━━━━━ Given records ━━━━━

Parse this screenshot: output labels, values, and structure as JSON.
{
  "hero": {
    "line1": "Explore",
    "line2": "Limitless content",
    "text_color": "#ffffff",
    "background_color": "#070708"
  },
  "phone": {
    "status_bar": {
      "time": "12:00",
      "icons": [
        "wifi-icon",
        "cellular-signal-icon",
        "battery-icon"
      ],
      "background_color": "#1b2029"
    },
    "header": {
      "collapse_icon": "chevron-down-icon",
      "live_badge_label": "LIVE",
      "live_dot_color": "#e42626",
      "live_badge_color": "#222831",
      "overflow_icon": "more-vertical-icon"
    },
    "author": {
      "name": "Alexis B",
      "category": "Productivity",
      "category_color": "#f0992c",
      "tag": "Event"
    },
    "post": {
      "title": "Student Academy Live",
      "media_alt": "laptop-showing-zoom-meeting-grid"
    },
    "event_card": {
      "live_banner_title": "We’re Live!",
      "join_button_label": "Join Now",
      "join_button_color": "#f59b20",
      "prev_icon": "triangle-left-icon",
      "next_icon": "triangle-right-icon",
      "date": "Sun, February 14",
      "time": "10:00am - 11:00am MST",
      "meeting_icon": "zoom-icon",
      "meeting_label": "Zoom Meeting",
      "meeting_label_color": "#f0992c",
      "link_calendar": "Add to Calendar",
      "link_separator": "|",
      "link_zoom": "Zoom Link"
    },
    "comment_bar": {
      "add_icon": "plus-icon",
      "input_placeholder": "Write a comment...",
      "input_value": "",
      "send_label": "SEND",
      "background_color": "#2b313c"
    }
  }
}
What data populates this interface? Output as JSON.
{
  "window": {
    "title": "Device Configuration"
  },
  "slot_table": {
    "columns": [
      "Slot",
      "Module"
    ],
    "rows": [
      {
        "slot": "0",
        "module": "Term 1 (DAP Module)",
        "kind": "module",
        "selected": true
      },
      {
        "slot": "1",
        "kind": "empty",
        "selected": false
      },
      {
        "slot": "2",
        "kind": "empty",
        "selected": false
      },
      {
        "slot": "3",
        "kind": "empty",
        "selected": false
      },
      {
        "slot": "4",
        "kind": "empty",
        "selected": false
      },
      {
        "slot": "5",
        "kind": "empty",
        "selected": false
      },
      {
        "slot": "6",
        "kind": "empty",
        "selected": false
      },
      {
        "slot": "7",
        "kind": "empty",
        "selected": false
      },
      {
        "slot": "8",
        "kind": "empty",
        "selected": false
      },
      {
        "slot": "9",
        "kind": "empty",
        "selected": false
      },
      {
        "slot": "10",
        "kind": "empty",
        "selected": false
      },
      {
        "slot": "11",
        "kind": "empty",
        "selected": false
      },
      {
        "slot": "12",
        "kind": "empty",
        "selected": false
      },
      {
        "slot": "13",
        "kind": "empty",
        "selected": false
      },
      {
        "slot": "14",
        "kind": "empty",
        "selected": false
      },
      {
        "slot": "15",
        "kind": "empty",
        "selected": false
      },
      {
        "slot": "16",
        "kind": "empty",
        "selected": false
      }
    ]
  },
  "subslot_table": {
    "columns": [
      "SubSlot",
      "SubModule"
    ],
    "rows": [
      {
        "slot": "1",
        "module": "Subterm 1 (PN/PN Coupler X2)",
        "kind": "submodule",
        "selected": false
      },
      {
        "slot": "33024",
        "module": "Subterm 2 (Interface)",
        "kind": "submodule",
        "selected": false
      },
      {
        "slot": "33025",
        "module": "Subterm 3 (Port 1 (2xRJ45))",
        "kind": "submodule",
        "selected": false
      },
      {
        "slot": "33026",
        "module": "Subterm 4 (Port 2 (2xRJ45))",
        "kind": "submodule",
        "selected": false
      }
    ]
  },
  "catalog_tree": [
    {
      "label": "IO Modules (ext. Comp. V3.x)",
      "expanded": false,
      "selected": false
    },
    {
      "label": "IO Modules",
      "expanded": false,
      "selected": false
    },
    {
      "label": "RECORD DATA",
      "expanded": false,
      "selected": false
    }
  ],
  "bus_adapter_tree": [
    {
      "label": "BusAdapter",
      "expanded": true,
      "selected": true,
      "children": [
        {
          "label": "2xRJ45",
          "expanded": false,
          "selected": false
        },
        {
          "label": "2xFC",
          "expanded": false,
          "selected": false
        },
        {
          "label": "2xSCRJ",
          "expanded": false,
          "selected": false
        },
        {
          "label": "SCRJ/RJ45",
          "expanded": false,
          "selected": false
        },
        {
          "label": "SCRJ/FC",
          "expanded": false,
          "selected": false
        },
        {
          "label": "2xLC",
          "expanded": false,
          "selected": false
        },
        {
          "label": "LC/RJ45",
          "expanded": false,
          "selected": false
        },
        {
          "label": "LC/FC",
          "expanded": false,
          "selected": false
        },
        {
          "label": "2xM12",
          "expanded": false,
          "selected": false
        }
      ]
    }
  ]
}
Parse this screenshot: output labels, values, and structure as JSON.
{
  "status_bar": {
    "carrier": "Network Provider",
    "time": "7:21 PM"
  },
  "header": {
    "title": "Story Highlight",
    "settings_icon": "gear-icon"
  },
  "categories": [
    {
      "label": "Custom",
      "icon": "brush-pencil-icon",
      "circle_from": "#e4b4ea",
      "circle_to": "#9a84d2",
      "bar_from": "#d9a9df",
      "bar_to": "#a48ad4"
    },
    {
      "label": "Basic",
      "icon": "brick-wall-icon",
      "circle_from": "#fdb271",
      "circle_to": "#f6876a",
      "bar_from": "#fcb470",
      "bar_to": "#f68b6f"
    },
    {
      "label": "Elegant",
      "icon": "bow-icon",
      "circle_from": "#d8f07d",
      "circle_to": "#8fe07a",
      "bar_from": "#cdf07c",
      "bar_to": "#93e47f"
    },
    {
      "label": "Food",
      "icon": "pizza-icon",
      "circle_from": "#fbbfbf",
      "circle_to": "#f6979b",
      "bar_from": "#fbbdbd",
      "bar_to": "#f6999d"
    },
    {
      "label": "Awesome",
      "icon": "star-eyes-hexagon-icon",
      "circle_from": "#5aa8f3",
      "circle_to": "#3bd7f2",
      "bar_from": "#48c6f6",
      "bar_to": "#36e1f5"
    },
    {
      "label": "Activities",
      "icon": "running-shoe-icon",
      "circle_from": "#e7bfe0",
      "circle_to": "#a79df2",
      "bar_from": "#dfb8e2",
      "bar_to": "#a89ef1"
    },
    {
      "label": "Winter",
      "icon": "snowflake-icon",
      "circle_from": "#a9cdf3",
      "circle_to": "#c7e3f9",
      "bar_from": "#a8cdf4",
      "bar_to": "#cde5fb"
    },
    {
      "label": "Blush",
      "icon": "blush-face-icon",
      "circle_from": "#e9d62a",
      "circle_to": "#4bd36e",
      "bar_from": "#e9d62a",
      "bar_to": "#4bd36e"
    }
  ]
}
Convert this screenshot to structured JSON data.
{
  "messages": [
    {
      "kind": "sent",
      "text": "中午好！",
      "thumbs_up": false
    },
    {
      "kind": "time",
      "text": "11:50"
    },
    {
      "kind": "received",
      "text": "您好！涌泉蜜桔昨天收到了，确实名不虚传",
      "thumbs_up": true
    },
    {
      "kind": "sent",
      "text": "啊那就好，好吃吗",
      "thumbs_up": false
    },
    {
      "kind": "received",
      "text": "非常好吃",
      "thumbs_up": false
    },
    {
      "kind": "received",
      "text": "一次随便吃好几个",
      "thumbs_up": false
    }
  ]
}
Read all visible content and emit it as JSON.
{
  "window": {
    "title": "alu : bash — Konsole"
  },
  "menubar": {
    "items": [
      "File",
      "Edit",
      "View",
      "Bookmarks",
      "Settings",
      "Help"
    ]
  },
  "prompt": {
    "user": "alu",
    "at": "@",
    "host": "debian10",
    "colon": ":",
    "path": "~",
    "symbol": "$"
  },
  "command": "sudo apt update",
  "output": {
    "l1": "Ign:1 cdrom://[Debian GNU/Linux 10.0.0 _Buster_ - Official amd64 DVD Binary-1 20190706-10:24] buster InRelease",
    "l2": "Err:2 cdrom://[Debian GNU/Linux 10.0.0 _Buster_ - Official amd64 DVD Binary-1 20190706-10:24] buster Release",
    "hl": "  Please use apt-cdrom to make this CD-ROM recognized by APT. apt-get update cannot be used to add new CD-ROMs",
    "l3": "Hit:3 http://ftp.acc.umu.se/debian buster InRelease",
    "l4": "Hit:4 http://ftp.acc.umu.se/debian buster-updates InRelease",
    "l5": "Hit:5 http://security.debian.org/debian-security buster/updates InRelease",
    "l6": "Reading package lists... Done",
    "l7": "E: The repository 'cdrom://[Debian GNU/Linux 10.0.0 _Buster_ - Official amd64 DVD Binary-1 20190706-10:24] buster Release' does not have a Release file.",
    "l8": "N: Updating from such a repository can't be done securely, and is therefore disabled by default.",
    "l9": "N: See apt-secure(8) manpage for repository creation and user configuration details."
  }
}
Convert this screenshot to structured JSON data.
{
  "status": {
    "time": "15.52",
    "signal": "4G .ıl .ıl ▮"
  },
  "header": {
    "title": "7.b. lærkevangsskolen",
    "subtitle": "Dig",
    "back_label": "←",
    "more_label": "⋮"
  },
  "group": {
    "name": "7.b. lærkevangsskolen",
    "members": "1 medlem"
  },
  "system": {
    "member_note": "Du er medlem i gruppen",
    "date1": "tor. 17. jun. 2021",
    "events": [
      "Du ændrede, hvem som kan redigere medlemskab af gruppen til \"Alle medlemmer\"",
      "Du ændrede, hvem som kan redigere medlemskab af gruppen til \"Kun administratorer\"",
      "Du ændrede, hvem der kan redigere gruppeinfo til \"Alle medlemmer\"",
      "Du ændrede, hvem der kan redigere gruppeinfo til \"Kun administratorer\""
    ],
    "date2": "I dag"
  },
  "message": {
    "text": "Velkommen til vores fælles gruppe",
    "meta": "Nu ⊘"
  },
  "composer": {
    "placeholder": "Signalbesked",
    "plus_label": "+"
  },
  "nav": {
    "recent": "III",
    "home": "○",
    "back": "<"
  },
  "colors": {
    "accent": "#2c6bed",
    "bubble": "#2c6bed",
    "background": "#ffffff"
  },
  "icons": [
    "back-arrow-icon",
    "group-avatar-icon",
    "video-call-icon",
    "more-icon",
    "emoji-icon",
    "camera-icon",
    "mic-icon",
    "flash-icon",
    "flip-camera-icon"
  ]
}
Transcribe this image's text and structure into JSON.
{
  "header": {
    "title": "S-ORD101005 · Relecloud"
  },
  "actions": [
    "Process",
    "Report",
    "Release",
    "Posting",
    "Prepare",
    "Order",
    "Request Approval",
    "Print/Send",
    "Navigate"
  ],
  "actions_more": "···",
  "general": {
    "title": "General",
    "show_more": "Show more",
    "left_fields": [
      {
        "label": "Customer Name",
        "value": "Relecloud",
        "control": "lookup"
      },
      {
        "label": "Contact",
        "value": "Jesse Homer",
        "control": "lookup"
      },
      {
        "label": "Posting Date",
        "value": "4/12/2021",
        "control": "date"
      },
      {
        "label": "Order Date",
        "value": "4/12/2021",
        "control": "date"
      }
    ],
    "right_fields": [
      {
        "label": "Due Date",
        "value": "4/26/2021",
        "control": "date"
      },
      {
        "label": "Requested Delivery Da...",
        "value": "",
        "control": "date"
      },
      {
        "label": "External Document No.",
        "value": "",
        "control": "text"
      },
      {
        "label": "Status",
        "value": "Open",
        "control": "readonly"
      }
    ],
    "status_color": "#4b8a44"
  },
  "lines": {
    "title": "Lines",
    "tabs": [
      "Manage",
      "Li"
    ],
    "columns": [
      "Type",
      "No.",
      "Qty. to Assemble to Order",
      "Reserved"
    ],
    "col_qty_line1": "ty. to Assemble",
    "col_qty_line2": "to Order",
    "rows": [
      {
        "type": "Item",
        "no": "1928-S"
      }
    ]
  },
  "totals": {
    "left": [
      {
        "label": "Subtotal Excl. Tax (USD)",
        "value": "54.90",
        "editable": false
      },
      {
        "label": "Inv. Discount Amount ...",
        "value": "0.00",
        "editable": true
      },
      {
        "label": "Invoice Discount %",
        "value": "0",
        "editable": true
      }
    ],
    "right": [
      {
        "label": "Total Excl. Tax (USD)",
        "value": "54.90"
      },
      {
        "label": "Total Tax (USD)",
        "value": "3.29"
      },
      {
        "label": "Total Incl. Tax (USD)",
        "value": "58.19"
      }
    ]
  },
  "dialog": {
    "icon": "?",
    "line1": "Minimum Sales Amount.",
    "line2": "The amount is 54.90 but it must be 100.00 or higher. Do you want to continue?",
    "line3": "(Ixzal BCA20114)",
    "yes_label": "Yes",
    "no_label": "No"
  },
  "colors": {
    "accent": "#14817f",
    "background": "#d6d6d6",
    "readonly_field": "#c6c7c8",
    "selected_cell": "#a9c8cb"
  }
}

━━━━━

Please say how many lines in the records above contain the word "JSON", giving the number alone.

*Exercise response*
7